A user creates a themed board and adds Pins -- photos and videos to his or her board; similar to other social media sites, these can be liked and repined (shared) to followers’ boards. Inspired by the phrase, “a picture is worth a thousand words”, what better way to share your brand’s story than through an infinite imagery portal?

In February, this two-year old company reported a 10.4 million-user count, seeing 11.7 million unique visitors in the month of January alone.

Why should your business care?  While its not as heavily utilized as other social media giants such as Facebook, businesses who have jumped on the bandwagon are seeing increased sales and web traffic -- both of which are sworn to be a direct result from their presence on Pinterest. This is not your “here today, gone tomorrow” social media site. In February, a comScore statistic report noted that daily Pinterest users have increased by more than 145% since the beginning of 2012. See more stats here.

A company profile on Pinterest enables you to share your brand’s life story using product and event imagery and videography. 

The benefits are similar to those of your other social media profiles such as Facebook or Twitter; Pintrest engages customers and drives awareness to your products, brand and website without the high costs of advertising.  The only difference is that customers are engaged by what they see.  It’s an ideal platform for storytelling.

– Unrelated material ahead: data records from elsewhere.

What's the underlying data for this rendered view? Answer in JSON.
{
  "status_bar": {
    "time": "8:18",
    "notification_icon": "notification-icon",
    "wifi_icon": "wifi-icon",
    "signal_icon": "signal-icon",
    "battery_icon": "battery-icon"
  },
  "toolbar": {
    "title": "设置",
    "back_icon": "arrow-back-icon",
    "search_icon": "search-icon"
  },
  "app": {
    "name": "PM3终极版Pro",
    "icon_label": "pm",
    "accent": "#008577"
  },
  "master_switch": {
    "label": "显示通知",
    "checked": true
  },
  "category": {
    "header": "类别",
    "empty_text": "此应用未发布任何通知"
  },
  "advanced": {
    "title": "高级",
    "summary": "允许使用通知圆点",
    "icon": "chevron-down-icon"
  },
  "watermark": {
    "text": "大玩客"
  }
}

Here are few ways to put Pinterest to work for your brand:

Share and Promote your Products
Add photos, videos, products for sale, recipes, gifts, etc. -- anything that can depict your brand. When adding a photo, include a short, clear description of the pin to help improve your search-engine ranking. Don’t forget to brand your boards. There are currently a total of 32 different categories under which to classify pins on Pinterest.  These categories help code a user’s board under a specific theme.  Photos and videos can be more easily found if the description has a keyword for which a fellow “pinner” is searching.

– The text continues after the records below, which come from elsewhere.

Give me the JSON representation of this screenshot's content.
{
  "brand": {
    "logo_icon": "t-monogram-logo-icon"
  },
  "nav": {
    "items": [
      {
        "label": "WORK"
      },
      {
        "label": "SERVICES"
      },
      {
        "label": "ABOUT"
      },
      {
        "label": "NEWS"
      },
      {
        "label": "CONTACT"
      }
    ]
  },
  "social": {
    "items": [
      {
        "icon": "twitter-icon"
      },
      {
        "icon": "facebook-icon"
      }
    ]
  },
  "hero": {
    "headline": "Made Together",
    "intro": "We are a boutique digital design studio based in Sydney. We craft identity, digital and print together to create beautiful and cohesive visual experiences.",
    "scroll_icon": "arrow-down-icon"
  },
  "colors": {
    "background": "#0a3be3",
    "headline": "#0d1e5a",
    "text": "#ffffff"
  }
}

Appeal to the Masses
Instead of creating only one board of your wine collection to be classified under Food & Drink, create a board of images from your winery and classify it under Architecture, Outdoors, or Travel & Places. 

Let’s say your vineyard is part of a long family history and tradition.  Pin a timeline of photos or a video and classify it under History.  If your winery hosts weddings, create a board of past weddings that have taken place at your winery. Wedding boards are extremely popular on Pinterest.  By creating themed boards and classifying them in numerous topics, you will reach a greater amount of potential pinners and repins. 

Engage Followers and Customers
Follow boards and encourage others to follow you back -- sound familiar? Remember to show what has become the standard in social media interaction etiquette: if someone repins your photo (you can set notifications for this), send a thank you note.

Interlink your actions on Pinterest with Facebook and Twitter.  Post a tweet about a new board or encourage your followers on Facebook to follow your boards on Pinterest.  For increased optimization across all your social media platforms, Pinterest allows users to share a new pin on their Facebook and Twitter pages.

Promote your Incentives
Are you conducting a contest or give-away?  Share it on Pinterest.  This will give consumers a reason to learn more about the contest from your Facebook page, which will entice them to sign up through your website and share it with their followers on Twitter – optimization at its finest.

Integrating Pinterest into your social media strategy can be beneficial if you seek more outreach and interaction with your customers.  If you don’t yet have a social media strategy or if you would like to improve your current practices, contact us for a complimentary consultation.